[Records drawn from a dataset]
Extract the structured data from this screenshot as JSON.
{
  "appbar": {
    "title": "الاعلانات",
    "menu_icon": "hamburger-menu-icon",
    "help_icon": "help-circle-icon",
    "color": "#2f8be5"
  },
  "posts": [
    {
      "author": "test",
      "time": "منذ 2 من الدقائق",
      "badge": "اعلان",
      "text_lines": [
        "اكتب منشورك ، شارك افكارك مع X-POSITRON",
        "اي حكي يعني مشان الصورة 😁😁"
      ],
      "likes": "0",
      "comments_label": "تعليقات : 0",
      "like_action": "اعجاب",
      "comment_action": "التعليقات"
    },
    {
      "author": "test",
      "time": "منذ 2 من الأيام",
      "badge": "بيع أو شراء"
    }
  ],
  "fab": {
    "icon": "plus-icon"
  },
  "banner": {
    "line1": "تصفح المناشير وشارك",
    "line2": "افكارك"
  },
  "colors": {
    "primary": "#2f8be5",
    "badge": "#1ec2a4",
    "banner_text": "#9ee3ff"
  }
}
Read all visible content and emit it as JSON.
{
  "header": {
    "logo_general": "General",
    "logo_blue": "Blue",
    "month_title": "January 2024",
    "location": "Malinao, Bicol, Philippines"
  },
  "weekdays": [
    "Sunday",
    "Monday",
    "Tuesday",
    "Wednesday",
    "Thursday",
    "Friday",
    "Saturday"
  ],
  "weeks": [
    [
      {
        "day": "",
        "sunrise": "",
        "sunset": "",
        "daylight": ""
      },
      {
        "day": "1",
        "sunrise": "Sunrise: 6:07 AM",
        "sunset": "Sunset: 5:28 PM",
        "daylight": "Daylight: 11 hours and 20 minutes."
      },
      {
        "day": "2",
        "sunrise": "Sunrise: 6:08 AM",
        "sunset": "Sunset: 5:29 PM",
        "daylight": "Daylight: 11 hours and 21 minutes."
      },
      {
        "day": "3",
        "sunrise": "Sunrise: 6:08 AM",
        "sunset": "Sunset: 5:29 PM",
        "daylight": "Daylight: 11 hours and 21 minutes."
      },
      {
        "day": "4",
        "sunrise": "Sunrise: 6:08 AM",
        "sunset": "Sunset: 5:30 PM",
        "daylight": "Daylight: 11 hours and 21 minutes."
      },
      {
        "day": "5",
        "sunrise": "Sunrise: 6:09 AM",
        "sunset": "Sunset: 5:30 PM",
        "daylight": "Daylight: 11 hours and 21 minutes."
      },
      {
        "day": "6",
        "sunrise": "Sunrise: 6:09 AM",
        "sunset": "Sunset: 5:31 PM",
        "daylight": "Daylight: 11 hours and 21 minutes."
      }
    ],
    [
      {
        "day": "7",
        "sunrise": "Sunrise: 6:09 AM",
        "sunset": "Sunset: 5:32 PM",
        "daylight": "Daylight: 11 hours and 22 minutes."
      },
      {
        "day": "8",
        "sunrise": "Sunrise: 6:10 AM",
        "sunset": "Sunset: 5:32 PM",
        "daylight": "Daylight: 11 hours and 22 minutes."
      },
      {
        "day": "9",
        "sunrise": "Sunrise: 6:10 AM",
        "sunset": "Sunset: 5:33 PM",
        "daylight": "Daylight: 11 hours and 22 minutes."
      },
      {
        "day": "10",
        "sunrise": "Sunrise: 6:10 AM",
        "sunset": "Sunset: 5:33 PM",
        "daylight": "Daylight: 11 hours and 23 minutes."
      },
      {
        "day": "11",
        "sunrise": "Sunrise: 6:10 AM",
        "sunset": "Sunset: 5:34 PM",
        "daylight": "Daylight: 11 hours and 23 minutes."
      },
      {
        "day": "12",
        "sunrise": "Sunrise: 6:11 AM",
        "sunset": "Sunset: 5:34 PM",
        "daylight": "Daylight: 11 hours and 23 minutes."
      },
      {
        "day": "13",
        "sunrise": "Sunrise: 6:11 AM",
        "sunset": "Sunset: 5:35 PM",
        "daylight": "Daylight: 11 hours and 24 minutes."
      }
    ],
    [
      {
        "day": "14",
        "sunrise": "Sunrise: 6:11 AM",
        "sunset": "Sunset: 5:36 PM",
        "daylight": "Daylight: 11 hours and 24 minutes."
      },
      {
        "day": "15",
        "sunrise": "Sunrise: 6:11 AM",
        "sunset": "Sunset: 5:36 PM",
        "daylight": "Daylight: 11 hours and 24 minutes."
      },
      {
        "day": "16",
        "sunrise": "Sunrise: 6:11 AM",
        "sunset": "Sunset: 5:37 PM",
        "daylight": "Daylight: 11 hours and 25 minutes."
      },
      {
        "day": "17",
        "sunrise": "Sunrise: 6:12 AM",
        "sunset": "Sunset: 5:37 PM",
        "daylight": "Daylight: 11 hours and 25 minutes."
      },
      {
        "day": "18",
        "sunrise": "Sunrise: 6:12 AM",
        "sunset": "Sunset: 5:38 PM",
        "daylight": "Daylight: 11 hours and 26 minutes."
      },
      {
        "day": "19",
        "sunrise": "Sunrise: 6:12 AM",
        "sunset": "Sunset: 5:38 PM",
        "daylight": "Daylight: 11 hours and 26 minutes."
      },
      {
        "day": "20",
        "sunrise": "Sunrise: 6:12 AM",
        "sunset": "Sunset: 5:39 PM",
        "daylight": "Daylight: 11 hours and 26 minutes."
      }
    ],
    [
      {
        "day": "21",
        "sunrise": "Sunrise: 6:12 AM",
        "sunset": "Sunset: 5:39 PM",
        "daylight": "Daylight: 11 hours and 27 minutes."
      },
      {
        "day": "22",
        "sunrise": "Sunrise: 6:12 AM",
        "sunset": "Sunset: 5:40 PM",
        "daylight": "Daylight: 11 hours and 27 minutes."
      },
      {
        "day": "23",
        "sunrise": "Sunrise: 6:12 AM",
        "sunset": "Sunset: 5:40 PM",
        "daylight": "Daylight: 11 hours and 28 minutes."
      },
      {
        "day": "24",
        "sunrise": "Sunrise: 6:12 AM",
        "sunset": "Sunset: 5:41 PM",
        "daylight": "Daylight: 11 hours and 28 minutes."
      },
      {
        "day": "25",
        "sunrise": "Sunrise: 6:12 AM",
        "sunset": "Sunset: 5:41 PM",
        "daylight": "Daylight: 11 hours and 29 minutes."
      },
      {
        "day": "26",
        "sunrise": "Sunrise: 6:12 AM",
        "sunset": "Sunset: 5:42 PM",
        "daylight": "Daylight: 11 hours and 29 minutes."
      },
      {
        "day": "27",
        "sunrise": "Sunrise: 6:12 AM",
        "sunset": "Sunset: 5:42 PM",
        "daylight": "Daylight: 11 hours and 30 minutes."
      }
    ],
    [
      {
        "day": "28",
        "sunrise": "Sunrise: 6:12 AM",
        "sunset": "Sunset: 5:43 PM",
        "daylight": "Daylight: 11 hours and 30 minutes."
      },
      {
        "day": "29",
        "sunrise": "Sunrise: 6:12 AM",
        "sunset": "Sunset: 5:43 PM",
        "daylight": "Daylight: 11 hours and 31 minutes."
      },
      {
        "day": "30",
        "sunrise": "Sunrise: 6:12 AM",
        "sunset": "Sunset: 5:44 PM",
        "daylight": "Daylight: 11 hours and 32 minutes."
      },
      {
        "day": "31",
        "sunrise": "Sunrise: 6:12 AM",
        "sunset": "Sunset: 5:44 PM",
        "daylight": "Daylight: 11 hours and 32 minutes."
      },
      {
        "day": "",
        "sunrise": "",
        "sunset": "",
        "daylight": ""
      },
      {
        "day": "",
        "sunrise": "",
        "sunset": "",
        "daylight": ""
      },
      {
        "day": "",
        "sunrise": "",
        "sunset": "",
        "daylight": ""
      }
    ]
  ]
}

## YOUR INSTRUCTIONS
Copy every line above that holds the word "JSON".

## RESPONSE
Extract the structured data from this screenshot as JSON.
Read all visible content and emit it as JSON.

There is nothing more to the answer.